[Stored entries]

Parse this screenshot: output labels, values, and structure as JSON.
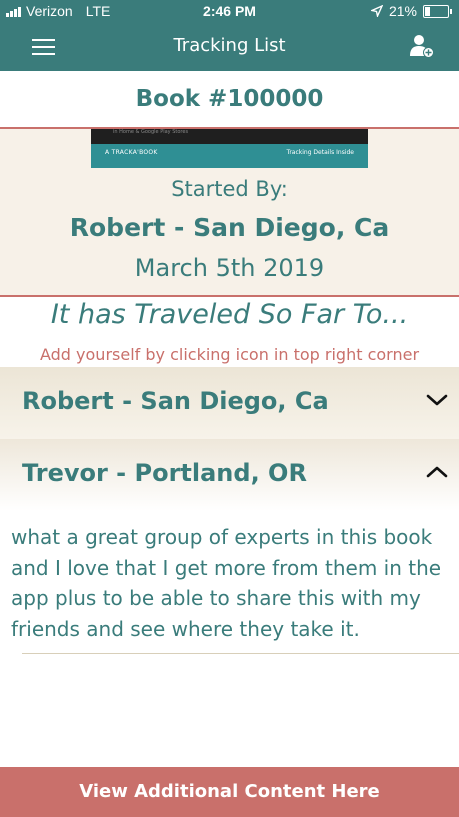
{
  "status_bar": {
    "carrier": "Verizon",
    "network": "LTE",
    "time": "2:46 PM",
    "battery": "21%",
    "battery_level": 0.21
  },
  "nav": {
    "title": "Tracking List",
    "menu_icon": "hamburger-menu-icon",
    "add_icon": "add-user-icon"
  },
  "book": {
    "title": "Book #100000"
  },
  "cover": {
    "brand": "A TRACKA'BOOK",
    "tagline": "Tracking Details Inside",
    "top_text": "in Home & Google Play Stores"
  },
  "started": {
    "label": "Started By:",
    "name": "Robert - San Diego, Ca",
    "date": "March 5th 2019"
  },
  "traveled": {
    "heading": "It has Traveled So Far To...",
    "hint": "Add yourself by clicking icon in top right corner"
  },
  "locations": [
    {
      "name": "Robert - San Diego, Ca",
      "expanded": false
    },
    {
      "name": "Trevor - Portland, OR",
      "expanded": true,
      "comment": "what a great group of experts in this book and I love that I get more from them in the app plus to be able to share this with my friends and see where they take it."
    }
  ],
  "footer": {
    "label": "View Additional Content Here"
  },
  "colors": {
    "teal": "#3a7c7b",
    "coral": "#c9706b",
    "cream": "#f7f1e8"
  }
}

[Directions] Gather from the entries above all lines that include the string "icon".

[Response box]
    "menu_icon": "hamburger-menu-icon",
    "add_icon": "add-user-icon"
    "hint": "Add yourself by clicking icon in top right corner"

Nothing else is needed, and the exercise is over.